The large German ferry for Oecussi, Timor’s small enclave on the Western side of the island, was docked at the port. I couldn’t help but noticing how ‘first world’ the boat looked. A neat row of seats up on the second deck. A nice white, metal exterior. It was nicer than the ferry that crosses the Guanabara Bay in Rio de Janeiro. The ferry was the first real “life-line” to natives of Oecussi who were literally stranded there after they became part of an independent nation surrounded by still-hostile Indonesia. The UN provides daily flights, but for those with the social literacy to be able to con their way onto the planes. Many Oecussians were cut off from their relatives for a year and a half, until the ferry service started. The East Timorese idea of subsidy for the boat involves charging foreigners over 10 times the local price. So a round-trip of maybe 100 miles costs $80 for ‘us.’

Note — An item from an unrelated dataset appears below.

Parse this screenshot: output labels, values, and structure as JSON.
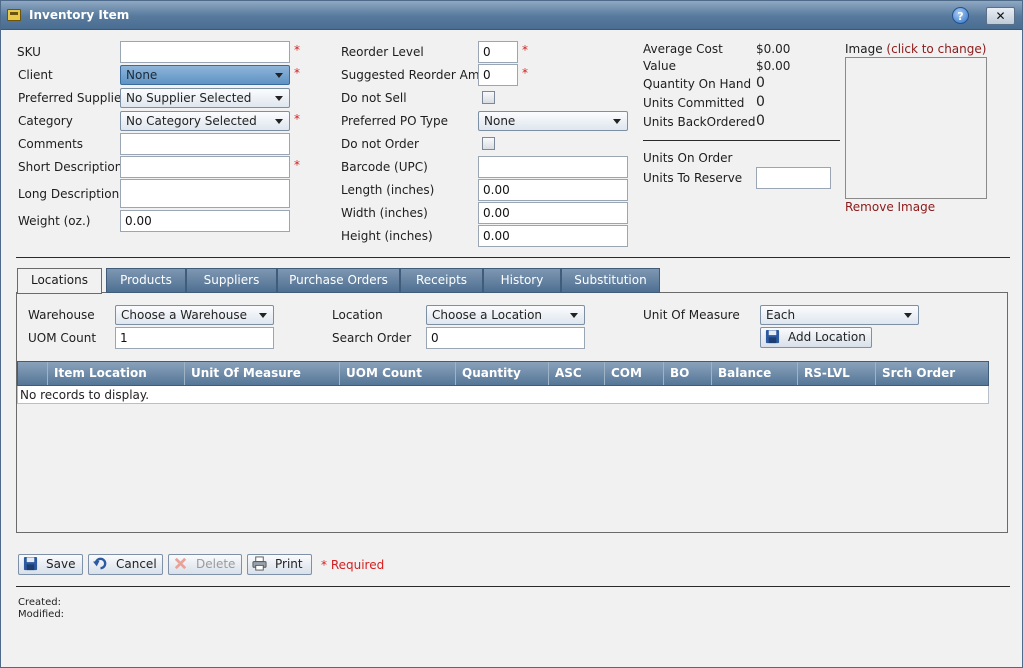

I’ve never been to Oecussi, but last week I came home and there was a fascinating conversation in between my Patron academic and a very energetic Yale PhD student in Forestry, who is living in the enclave, documenting the local resource-conservation practices. Not being an anthropologist, but all the same interested in humans and their relationship to trees, Forestry Student told some amazing tales about the Portuguese in Oecussi. Including stories of human slavery and 17th century labor practices used until the 1950s on palm tree plantations in the enclave. One particularly memorable tale was about the wife of the palm tree plantation manager, who apparently required 24-hr banana-leaf fanning, a la Cleopatra. There were two Oecussians dedicated to this duty until well into the 1950s.

The rest of Saturday was spent teaching orphans how to do can-openers and cannonballs in the Australian embassy pool, and afterwards drinking beer watching a poor VCD copy of Shanghai Knights with Queen of the Weekend and our outrageous Timorese friend who will go by Tzar of the Weekend. Tzar speaks an Australian English which is often spit out with such gusto and speed that I cannot understand a word. His gestures and dress could be described as more hip-hop than Euro. His wife and children (who are Timorese-Australian) are living in Darwin, and he is waiting for his permanent residence status. In the meantime, Tzar spends his time biking around Dili with us, playing with orphans, staying out late and generally living up to his title, Tzar. Queen of the Weekend recounted their trip to the western districts, where Tzar had never set foot before, but where people constantly stopped him to greet and honor him. It seems Tzar’s Cape Verdean patriarch is quite famous in those parts.

Sunday morning, while should have been spent nursing hangover from the night spent trying to escape bumbling Portuguese peacekeepers and sloppy-drunk Timorese men, was spent holding a “conversational english” class for the family of a driver at work. Commandante, the ex-guerilla driver (who has a lot of Indonesian connections for a resistance hero — another story), nagged me all week to speak English for an hour and a half with a group of youth from his neighborhood. Turns out ‘youth’ includes people well into their thirties, and two extremely juvenile, embarrassed young ladies. It was like high school French. First question: what did you do this weekend? Response: Sleep.

The graphic, truly repulsive graffiti on the filthy schoolroom walls brought me to the topic of manners and politeness, respect for authority, etc. Sounds like a boring topic, but I think the discussion revolving around “Are your parents strict or relaxed?” generated some interest. Then we moved into the universally important and amusing topic of in-laws. I come to the conclusion that I did “en francais” in high school, that some people have potential and others just don’t. I don’t want to be “mean” (word explained at length) but I just think others are better off trying to gain another skill. Maybe I’ll create varsity and junior varsity teams for next week.